During a July 2009 debate in
Parliament, a major daily wrote, "The BJP launched a frontal assault on
the government for compromising India's stated position on Pakistan in the
Sharm-el-Sheikh joint statement and said the 'waters of the seven seas will not
be able to wash the shame' brought on the country through this flawed
After that melodramatic flourish
seven years ago, the BJP sat silent this August 15 as Modi appropriated yet
another policy initiative of the previous government. Without the slightest
embarrassment, the NDA government has adopted UPA policies they maligned in the
past and tried to pass off as their own. This time, however, they may have
walked into a trap.
Insiders say the most recent
Congress statement had the Rahul Gandhi imprimatur.

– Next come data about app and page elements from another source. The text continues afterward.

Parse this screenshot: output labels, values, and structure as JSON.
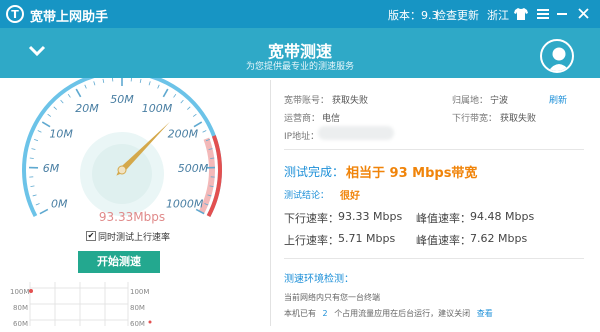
{
  "titlebar": {
    "logo_glyph": "T",
    "app_title": "宽带上网助手",
    "version_label": "版本：9.3",
    "check_update": "检查更新",
    "region": "浙江",
    "icons": [
      "shirt-icon",
      "menu-icon",
      "minimize-icon",
      "close-icon"
    ]
  },
  "header": {
    "title": "宽带测速",
    "subtitle": "为您提供最专业的测速服务",
    "collapse_icon": "chevron-down-icon"
  },
  "gauge": {
    "ticks": [
      "0M",
      "6M",
      "10M",
      "20M",
      "50M",
      "100M",
      "200M",
      "500M",
      "1000M"
    ],
    "reading": "93.33Mbps",
    "needle_fraction": 0.69,
    "colors": {
      "arc": "#6cc3e8",
      "danger": "#e35050",
      "needle": "#d4a84a"
    }
  },
  "controls": {
    "simultaneous_upload_label": "同时测试上行速率",
    "simultaneous_upload_checked": true,
    "start_button": "开始测速"
  },
  "mini_chart": {
    "y_ticks_left": [
      "100M",
      "80M",
      "60M"
    ],
    "y_ticks_right": [
      "100M",
      "80M",
      "60M"
    ]
  },
  "account": {
    "account_label": "宽带账号：",
    "account_value": "获取失败",
    "location_label": "归属地：",
    "location_value": "宁波",
    "refresh": "刷新",
    "isp_label": "运营商：",
    "isp_value": "电信",
    "down_bw_label": "下行带宽：",
    "down_bw_value": "获取失败",
    "ip_label": "IP地址："
  },
  "result": {
    "done_label": "测试完成：",
    "done_value": "相当于 93 Mbps带宽",
    "conclusion_label": "测试结论：",
    "conclusion_value": "很好",
    "down_rate_label": "下行速率：",
    "down_rate_value": "93.33 Mbps",
    "peak_down_label": "峰值速率：",
    "peak_down_value": "94.48 Mbps",
    "up_rate_label": "上行速率：",
    "up_rate_value": "5.71 Mbps",
    "peak_up_label": "峰值速率：",
    "peak_up_value": "7.62 Mbps"
  },
  "environment": {
    "title": "测速环境检测：",
    "line1": "当前网络内只有您一台终端",
    "line2_prefix": "本机已有",
    "line2_count": "2",
    "line2_suffix": "个占用流量应用在后台运行，建议关闭",
    "view_link": "查看"
  }
}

For all the abuse he has
endured from the BJP and its army of internet trolls, Gandhi has managed with
great aplomb to get under Modi’s skin. His "suit-boot sarkar" tag has
stuck to the government, forcing it to make major U-turns on key issues.
For example, about the Mahatma
Gandhi National Rural Employment Guarantee Scheme, Mr Modi said in Parliament,
"I will ensure MNREGA is never discontinued. It is proof of your failings.
After so many years of being in power, all you were able to deliver is for a
poor man to dig ditches a few days a month." This was in February 2015
when he was riding high on his 2014 election victory.
His remarks came in for scathing
criticism from across the political spectrum. A few days later, in his Budget
speech, finance minister Arun Jaitley said exactly the opposite. Calling the
scheme a "national priority", he said: "Our government is
committed to supporting employment through MNREGA. We will ensure that no one
who is poor is left without employment."
Rahul Gandhi’s interventions have
served to unnerve the government. It is now widely acknowledged that Modi has
nothing original to offer. His reference to Balochistan in his August 15 speech
was consistent with this trend.
It was the same in Kashmir that his
government’s bungling has brought to the brink; unable to formulate a cogent
response to the fire in the Valley, Modi sent his home minister scurrying to
Sonia Gandhi and some other opposition leaders for help.
Policy bankruptcy has become the
hallmark of Modi’s "maximum governance".
Great at posturing but innocent of
substance, Modi will find that he is now in a pickle. It’s almost as though the
Congress is using him to expose his own duplicity.
Given his penchant for managing
headlines and the unprecedented servility of mainstream media, especially
television news, Modi and his acolytes will try to shrug off their terminal
lack of governance.
However the evidence just keeps
piling up…Lalitgate, Vyapam, beef violence, cow politics, sartorial and oral
faux pas, lack of investment and jobs, insanely high food prices, more taxes,
ridiculed foreign trips, pseudo-nationalist hoopla, hostile judiciary,
The first electoral debacle was
Delhi, next was Bihar, they held out in Assam but then fell apart in
Uttarakhand and Arunachal.
Now they have fires to fight in
Kashmir and Gujarat. The sheen has certainly worn off; now the credibility is
(An edited version of this
post will appear in DailyO.in, August 2016.)